The Wolverhampton City Centre Metro extension project has reached a milestone, with the first section of tram tracks installed outside the city’s renovated railway station.

As part of the project, a 40m-long double track has been deployed on Railway Drive.

The extension’s switch and crossing that enables trams to shift from one track to another has also been installed.

The last stage of the main construction for the scheme is currently being executed outside the refurbished Station Plaza after the completion of the city’s new railway station earlier in the summer.

Last month, concrete was poured on Railway Drive in Wolverhampton for the Metro extension.

In June, MMA, which is working on behalf of Transport for West Midlands (TfWM), carried out various works aimed at completing the project before the opening of the line for passenger service.

Additional construction activity will continue throughout the summer and winter months, such as finishing works along Pipers Row.

The Wolverhampton City Centre Metro extension aims to establish a ‘seamless’ transport interchange in the city centre.

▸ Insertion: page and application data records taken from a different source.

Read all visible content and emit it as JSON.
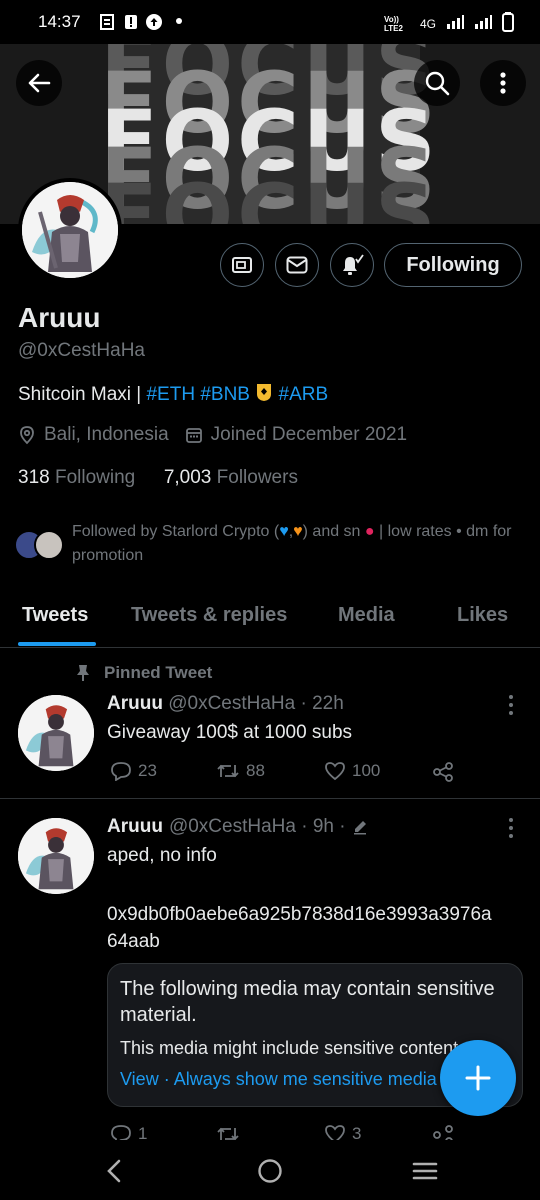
{
  "status_bar": {
    "time": "14:37",
    "network_label": "Vo)) LTE2",
    "network_type": "4G"
  },
  "banner": {
    "text": "FOCUS"
  },
  "profile": {
    "name": "Aruuu",
    "handle": "@0xCestHaHa",
    "bio_prefix": "Shitcoin Maxi | ",
    "bio_tag_eth": "#ETH",
    "bio_tag_bnb": "#BNB",
    "bio_tag_arb": "#ARB",
    "location": "Bali, Indonesia",
    "joined": "Joined December 2021",
    "following_count": "318",
    "following_label": "Following",
    "followers_count": "7,003",
    "followers_label": "Followers",
    "followed_by_prefix": "Followed by Starlord Crypto (",
    "followed_by_mid": ",",
    "followed_by_suffix": ") and sn",
    "followed_by_rest": " | low rates • dm for promotion",
    "following_button": "Following"
  },
  "tabs": [
    {
      "label": "Tweets"
    },
    {
      "label": "Tweets & replies"
    },
    {
      "label": "Media"
    },
    {
      "label": "Likes"
    }
  ],
  "tweets": [
    {
      "pinned_label": "Pinned Tweet",
      "name": "Aruuu",
      "meta": "@0xCestHaHa · 22h",
      "text": "Giveaway 100$ at 1000 subs",
      "replies": "23",
      "retweets": "88",
      "likes": "100"
    },
    {
      "name": "Aruuu",
      "meta": "@0xCestHaHa · 9h ·",
      "text": "aped, no info",
      "text2": "0x9db0fb0aebe6a925b7838d16e3993a3976a64aab",
      "sensitive_title": "The following media may contain sensitive material.",
      "sensitive_sub": "This media might include sensitive content",
      "view_label": "View",
      "always_show_label": "Always show me sensitive media",
      "replies": "1",
      "retweets": "",
      "likes": "3"
    }
  ],
  "colors": {
    "accent": "#1d9bf0",
    "background": "#000000",
    "muted": "#71767b",
    "text": "#e7e9ea"
  }
}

This project is part of TfWM and the City of Wolverhampton Council’s combined plans.

Upon completion, West Midlands Metro will offer two new tram stops, one at Wolverhampton railway station and another at the city’s bus station on Pipers Row.

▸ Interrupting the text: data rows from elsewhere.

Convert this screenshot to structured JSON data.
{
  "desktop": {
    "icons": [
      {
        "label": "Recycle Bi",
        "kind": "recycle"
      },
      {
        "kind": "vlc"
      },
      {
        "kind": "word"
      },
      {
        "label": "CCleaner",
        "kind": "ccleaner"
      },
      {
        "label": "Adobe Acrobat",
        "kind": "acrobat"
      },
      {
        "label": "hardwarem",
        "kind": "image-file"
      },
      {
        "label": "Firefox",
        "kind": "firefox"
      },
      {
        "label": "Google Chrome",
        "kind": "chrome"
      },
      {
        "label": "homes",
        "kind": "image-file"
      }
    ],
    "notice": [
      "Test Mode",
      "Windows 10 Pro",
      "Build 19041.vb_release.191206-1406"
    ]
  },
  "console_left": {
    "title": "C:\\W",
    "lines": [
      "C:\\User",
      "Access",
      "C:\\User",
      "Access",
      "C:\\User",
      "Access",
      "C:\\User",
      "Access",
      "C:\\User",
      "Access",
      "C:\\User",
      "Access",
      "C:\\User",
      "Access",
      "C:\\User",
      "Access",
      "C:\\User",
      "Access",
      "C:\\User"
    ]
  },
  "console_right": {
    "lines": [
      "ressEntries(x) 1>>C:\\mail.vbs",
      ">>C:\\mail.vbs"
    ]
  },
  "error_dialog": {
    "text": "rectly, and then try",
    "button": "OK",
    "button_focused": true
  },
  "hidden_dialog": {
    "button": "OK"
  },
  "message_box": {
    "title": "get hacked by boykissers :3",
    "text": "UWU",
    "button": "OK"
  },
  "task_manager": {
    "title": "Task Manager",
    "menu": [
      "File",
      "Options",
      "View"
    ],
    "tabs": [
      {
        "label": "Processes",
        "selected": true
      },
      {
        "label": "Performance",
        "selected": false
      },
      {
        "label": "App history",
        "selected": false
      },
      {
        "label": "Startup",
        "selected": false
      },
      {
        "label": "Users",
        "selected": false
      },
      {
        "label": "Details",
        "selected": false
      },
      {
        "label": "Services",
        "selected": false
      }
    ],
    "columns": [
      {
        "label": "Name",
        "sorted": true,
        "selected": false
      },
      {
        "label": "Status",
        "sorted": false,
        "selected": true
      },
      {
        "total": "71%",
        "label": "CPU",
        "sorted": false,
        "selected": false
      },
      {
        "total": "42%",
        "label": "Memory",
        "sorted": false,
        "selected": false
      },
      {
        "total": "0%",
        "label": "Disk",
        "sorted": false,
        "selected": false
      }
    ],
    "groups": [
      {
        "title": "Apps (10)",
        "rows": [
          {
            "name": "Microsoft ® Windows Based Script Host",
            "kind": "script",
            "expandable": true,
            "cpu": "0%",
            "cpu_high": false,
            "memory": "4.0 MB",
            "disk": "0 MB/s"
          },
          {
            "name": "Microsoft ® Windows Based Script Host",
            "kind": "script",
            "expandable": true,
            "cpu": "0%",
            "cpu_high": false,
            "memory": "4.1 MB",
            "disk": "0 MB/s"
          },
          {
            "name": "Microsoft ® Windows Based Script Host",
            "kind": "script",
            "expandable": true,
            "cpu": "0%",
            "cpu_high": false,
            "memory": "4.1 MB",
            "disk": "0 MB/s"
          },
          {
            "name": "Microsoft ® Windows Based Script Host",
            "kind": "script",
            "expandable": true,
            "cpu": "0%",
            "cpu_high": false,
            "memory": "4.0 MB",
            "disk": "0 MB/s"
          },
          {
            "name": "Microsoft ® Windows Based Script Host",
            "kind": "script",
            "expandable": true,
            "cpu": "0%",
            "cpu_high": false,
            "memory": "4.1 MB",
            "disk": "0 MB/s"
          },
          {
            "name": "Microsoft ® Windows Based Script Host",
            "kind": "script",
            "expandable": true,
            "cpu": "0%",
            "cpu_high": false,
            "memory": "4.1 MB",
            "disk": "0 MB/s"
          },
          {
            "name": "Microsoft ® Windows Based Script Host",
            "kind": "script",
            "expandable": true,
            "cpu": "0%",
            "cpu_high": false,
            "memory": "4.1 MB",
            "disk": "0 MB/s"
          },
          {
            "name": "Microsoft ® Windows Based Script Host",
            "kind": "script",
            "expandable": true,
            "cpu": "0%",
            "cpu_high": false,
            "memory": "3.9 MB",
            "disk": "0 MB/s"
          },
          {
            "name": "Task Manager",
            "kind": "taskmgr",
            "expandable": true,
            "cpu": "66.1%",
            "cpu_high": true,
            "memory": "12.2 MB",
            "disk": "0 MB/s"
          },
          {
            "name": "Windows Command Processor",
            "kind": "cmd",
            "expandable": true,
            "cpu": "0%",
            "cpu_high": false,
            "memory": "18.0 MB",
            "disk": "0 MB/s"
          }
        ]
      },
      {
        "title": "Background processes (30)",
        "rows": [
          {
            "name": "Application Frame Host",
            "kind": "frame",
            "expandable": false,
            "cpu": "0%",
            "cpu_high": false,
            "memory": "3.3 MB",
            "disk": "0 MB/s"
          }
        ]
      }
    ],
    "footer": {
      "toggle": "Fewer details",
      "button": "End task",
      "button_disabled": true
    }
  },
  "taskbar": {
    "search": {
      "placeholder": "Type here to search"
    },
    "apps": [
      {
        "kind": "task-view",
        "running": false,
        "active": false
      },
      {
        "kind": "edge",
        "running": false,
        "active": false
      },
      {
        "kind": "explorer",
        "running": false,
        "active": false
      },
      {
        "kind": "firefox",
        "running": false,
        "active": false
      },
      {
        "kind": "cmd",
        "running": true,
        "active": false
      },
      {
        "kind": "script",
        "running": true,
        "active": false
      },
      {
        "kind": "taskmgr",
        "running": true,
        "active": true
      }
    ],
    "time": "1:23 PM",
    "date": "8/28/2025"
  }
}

City of Wolverhampton Council Deputy Leader and Cabinet Member for City Economy Councillor Stephen Simkins said: “The new Interchange is already proving to be a game-changer for Wolverhampton by helping to attract the first government department headquarters outside of Whitehall, at the i9 building next to the railway station and Metro.

“It is a big part of how we are re-imagining and re-inventing our city centre to help boost the local economy, create jobs and make the most of our canalside areas, where we have major housing plans.”

Midland Metro Alliance, along with TfWM and local authority partners, is also planning to extend the metro across Birmingham and the Black Country.

The West Midlands Combined Authority Board recently sanctioned bids for two government funds, which, along with local funds, could fetch investment of up to £2bn ($2.73bn) over the upcoming five years for transport in the region.